• **Provided entries**
----

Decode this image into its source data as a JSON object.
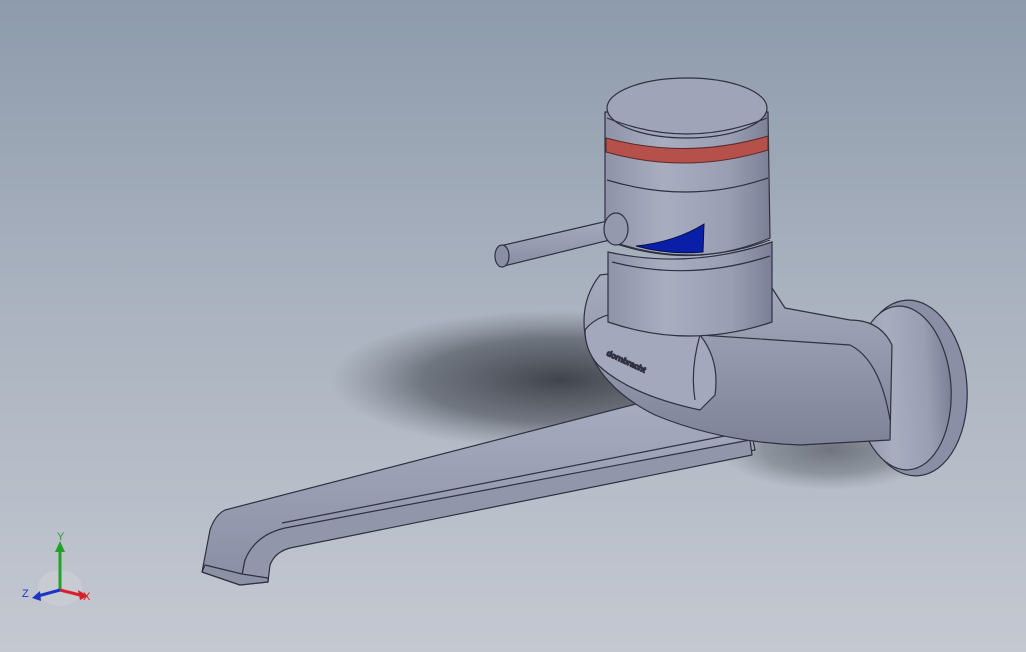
{
  "model": {
    "brand_text": "dornbracht",
    "colors": {
      "metal": "#9a9eb3",
      "metal_dark": "#5f6277",
      "indicator_red": "#b5504a",
      "indicator_blue": "#0a1fa8"
    }
  },
  "triad": {
    "x_label": "X",
    "y_label": "Y",
    "z_label": "Z",
    "x_color": "#d8202a",
    "y_color": "#22a22a",
    "z_color": "#1d36c7"
  }
}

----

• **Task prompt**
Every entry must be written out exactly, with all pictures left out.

• **Exercise output**
Decode this image into its source data as a JSON object.
{
  "model": {
    "brand_text": "dornbracht",
    "colors": {
      "metal": "#9a9eb3",
      "metal_dark": "#5f6277",
      "indicator_red": "#b5504a",
      "indicator_blue": "#0a1fa8"
    }
  },
  "triad": {
    "x_label": "X",
    "y_label": "Y",
    "z_label": "Z",
    "x_color": "#d8202a",
    "y_color": "#22a22a",
    "z_color": "#1d36c7"
  }
}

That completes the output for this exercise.